> _Required action_
Please give the entries again in full and exactly, without any picture.

> _Recorded data_
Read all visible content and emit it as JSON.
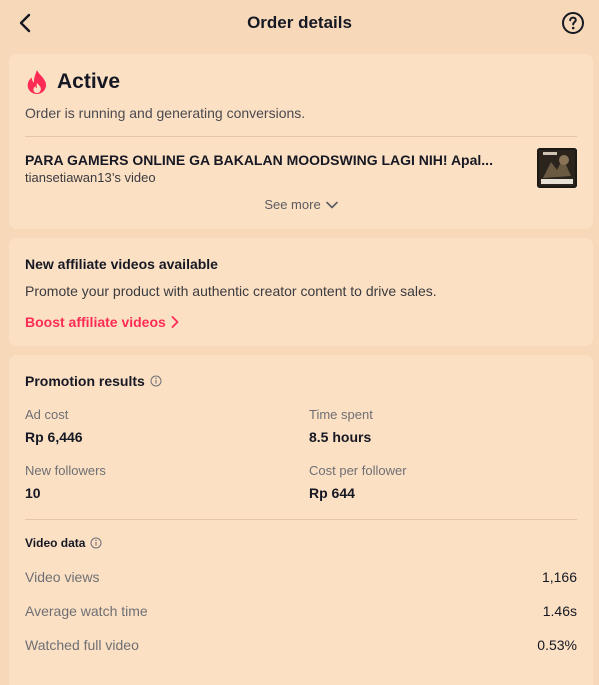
{
  "header": {
    "title": "Order details"
  },
  "status": {
    "label": "Active",
    "description": "Order is running and generating conversions.",
    "video_title": "PARA GAMERS ONLINE GA BAKALAN MOODSWING LAGI NIH! Apal...",
    "video_owner": "tiansetiawan13’s video",
    "see_more": "See more"
  },
  "affiliate": {
    "title": "New affiliate videos available",
    "description": "Promote your product with authentic creator content to drive sales.",
    "link": "Boost affiliate videos"
  },
  "results": {
    "title": "Promotion results",
    "metrics": [
      {
        "label": "Ad cost",
        "value": "Rp 6,446"
      },
      {
        "label": "Time spent",
        "value": "8.5 hours"
      },
      {
        "label": "New followers",
        "value": "10"
      },
      {
        "label": "Cost per follower",
        "value": "Rp 644"
      }
    ]
  },
  "video_data": {
    "title": "Video data",
    "rows": [
      {
        "label": "Video views",
        "value": "1,166"
      },
      {
        "label": "Average watch time",
        "value": "1.46s"
      },
      {
        "label": "Watched full video",
        "value": "0.53%"
      }
    ]
  },
  "colors": {
    "background": "#f7d9ba",
    "card": "#fbe0c4",
    "accent": "#fe2c55"
  },
  "icons": [
    "back-arrow-icon",
    "help-icon",
    "flame-icon",
    "chevron-down-icon",
    "chevron-right-icon",
    "info-icon"
  ]
}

> _Answer section_
Read all visible content and emit it as JSON.
{
  "header": {
    "title": "Order details"
  },
  "status": {
    "label": "Active",
    "description": "Order is running and generating conversions.",
    "video_title": "PARA GAMERS ONLINE GA BAKALAN MOODSWING LAGI NIH! Apal...",
    "video_owner": "tiansetiawan13’s video",
    "see_more": "See more"
  },
  "affiliate": {
    "title": "New affiliate videos available",
    "description": "Promote your product with authentic creator content to drive sales.",
    "link": "Boost affiliate videos"
  },
  "results": {
    "title": "Promotion results",
    "metrics": [
      {
        "label": "Ad cost",
        "value": "Rp 6,446"
      },
      {
        "label": "Time spent",
        "value": "8.5 hours"
      },
      {
        "label": "New followers",
        "value": "10"
      },
      {
        "label": "Cost per follower",
        "value": "Rp 644"
      }
    ]
  },
  "video_data": {
    "title": "Video data",
    "rows": [
      {
        "label": "Video views",
        "value": "1,166"
      },
      {
        "label": "Average watch time",
        "value": "1.46s"
      },
      {
        "label": "Watched full video",
        "value": "0.53%"
      }
    ]
  },
  "colors": {
    "background": "#f7d9ba",
    "card": "#fbe0c4",
    "accent": "#fe2c55"
  },
  "icons": [
    "back-arrow-icon",
    "help-icon",
    "flame-icon",
    "chevron-down-icon",
    "chevron-right-icon",
    "info-icon"
  ]
}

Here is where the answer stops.